## Data excerpts

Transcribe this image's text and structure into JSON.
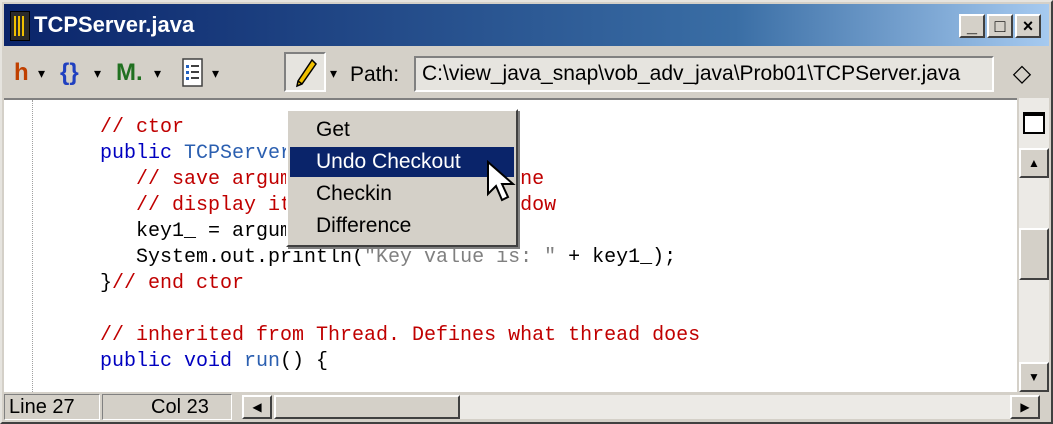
{
  "window": {
    "title": "TCPServer.java"
  },
  "caption_buttons": {
    "minimize": "_",
    "maximize": "□",
    "close": "×"
  },
  "toolbar": {
    "path_label": "Path:",
    "path_value": "C:\\view_java_snap\\vob_adv_java\\Prob01\\TCPServer.java",
    "buttons": [
      {
        "name": "h-icon",
        "glyph": "h"
      },
      {
        "name": "braces-icon",
        "glyph": "{}"
      },
      {
        "name": "m-icon",
        "glyph": "M."
      },
      {
        "name": "document-list-icon",
        "glyph": ""
      },
      {
        "name": "pencil-icon",
        "glyph": ""
      }
    ],
    "dropdown_glyph": "▾",
    "diamond_glyph": "◇"
  },
  "menu": {
    "items": [
      "Get",
      "Undo Checkout",
      "Checkin",
      "Difference"
    ],
    "selected": "Undo Checkout"
  },
  "code": {
    "lines": [
      "// ctor",
      "public TCPServer(int argument) {",
      "   // save argument from command line",
      "   // display it in the console window",
      "   key1_ = argument;",
      "   System.out.println(\"Key value is: \" + key1_);",
      "}// end ctor",
      "",
      "// inherited from Thread. Defines what thread does",
      "public void run() {"
    ]
  },
  "status": {
    "line": "Line 27",
    "col": "Col 23"
  },
  "colors": {
    "title_bar": "#0a246a",
    "comment": "#c00000",
    "menu_highlight": "#0a246a"
  }
}
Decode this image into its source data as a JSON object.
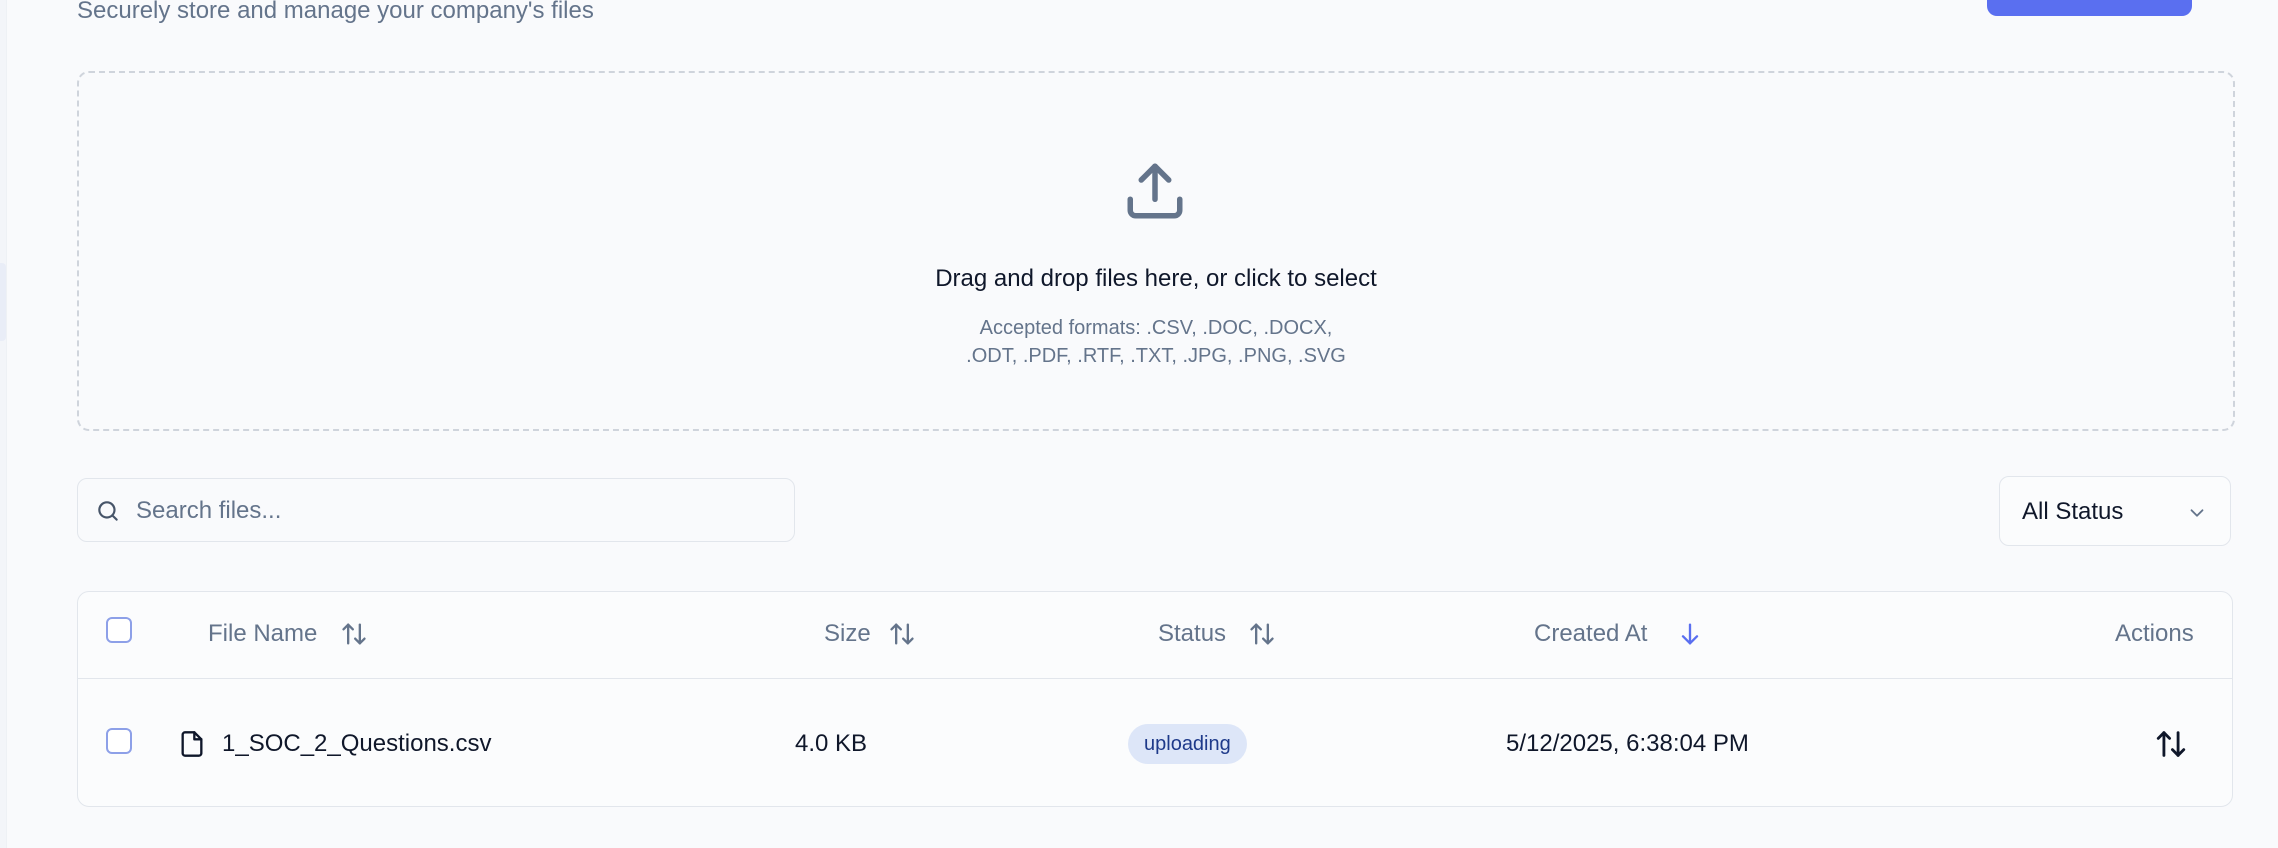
{
  "header": {
    "subtitle": "Securely store and manage your company's files"
  },
  "dropzone": {
    "icon": "upload-icon",
    "title": "Drag and drop files here, or click to select",
    "formats_line1": "Accepted formats: .CSV, .DOC, .DOCX,",
    "formats_line2": ".ODT, .PDF, .RTF, .TXT, .JPG, .PNG, .SVG"
  },
  "search": {
    "placeholder": "Search files...",
    "value": ""
  },
  "filter": {
    "selected": "All Status"
  },
  "table": {
    "columns": [
      {
        "label": "File Name",
        "sort_icon": "sort-both-icon"
      },
      {
        "label": "Size",
        "sort_icon": "sort-both-icon"
      },
      {
        "label": "Status",
        "sort_icon": "sort-both-icon"
      },
      {
        "label": "Created At",
        "sort_icon": "sort-desc-icon"
      },
      {
        "label": "Actions"
      }
    ],
    "rows": [
      {
        "file_name": "1_SOC_2_Questions.csv",
        "size": "4.0 KB",
        "status": "uploading",
        "created_at": "5/12/2025, 6:38:04 PM",
        "action_icon": "sort-both-icon"
      }
    ]
  },
  "colors": {
    "accent": "#5a6ff0",
    "badge_bg": "#dde6f8",
    "badge_text": "#1e3a8a",
    "muted_text": "#64748b",
    "border": "#e2e6ec"
  }
}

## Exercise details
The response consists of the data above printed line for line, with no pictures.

## Written response
Transcribe this image's text and structure into JSON.
{
  "window": {
    "title": "TCPServer.java"
  },
  "caption_buttons": {
    "minimize": "_",
    "maximize": "□",
    "close": "×"
  },
  "toolbar": {
    "path_label": "Path:",
    "path_value": "C:\\view_java_snap\\vob_adv_java\\Prob01\\TCPServer.java",
    "buttons": [
      {
        "name": "h-icon",
        "glyph": "h"
      },
      {
        "name": "braces-icon",
        "glyph": "{}"
      },
      {
        "name": "m-icon",
        "glyph": "M."
      },
      {
        "name": "document-list-icon",
        "glyph": ""
      },
      {
        "name": "pencil-icon",
        "glyph": ""
      }
    ],
    "dropdown_glyph": "▾",
    "diamond_glyph": "◇"
  },
  "menu": {
    "items": [
      "Get",
      "Undo Checkout",
      "Checkin",
      "Difference"
    ],
    "selected": "Undo Checkout"
  },
  "code": {
    "lines": [
      "// ctor",
      "public TCPServer(int argument) {",
      "   // save argument from command line",
      "   // display it in the console window",
      "   key1_ = argument;",
      "   System.out.println(\"Key value is: \" + key1_);",
      "}// end ctor",
      "",
      "// inherited from Thread. Defines what thread does",
      "public void run() {"
    ]
  },
  "status": {
    "line": "Line 27",
    "col": "Col 23"
  },
  "colors": {
    "title_bar": "#0a246a",
    "comment": "#c00000",
    "menu_highlight": "#0a246a"
  }
}
Decode this image into its source data as a JSON object.
{
  "header": {
    "subtitle": "Securely store and manage your company's files"
  },
  "dropzone": {
    "icon": "upload-icon",
    "title": "Drag and drop files here, or click to select",
    "formats_line1": "Accepted formats: .CSV, .DOC, .DOCX,",
    "formats_line2": ".ODT, .PDF, .RTF, .TXT, .JPG, .PNG, .SVG"
  },
  "search": {
    "placeholder": "Search files...",
    "value": ""
  },
  "filter": {
    "selected": "All Status"
  },
  "table": {
    "columns": [
      {
        "label": "File Name",
        "sort_icon": "sort-both-icon"
      },
      {
        "label": "Size",
        "sort_icon": "sort-both-icon"
      },
      {
        "label": "Status",
        "sort_icon": "sort-both-icon"
      },
      {
        "label": "Created At",
        "sort_icon": "sort-desc-icon"
      },
      {
        "label": "Actions"
      }
    ],
    "rows": [
      {
        "file_name": "1_SOC_2_Questions.csv",
        "size": "4.0 KB",
        "status": "uploading",
        "created_at": "5/12/2025, 6:38:04 PM",
        "action_icon": "sort-both-icon"
      }
    ]
  },
  "colors": {
    "accent": "#5a6ff0",
    "badge_bg": "#dde6f8",
    "badge_text": "#1e3a8a",
    "muted_text": "#64748b",
    "border": "#e2e6ec"
  }
}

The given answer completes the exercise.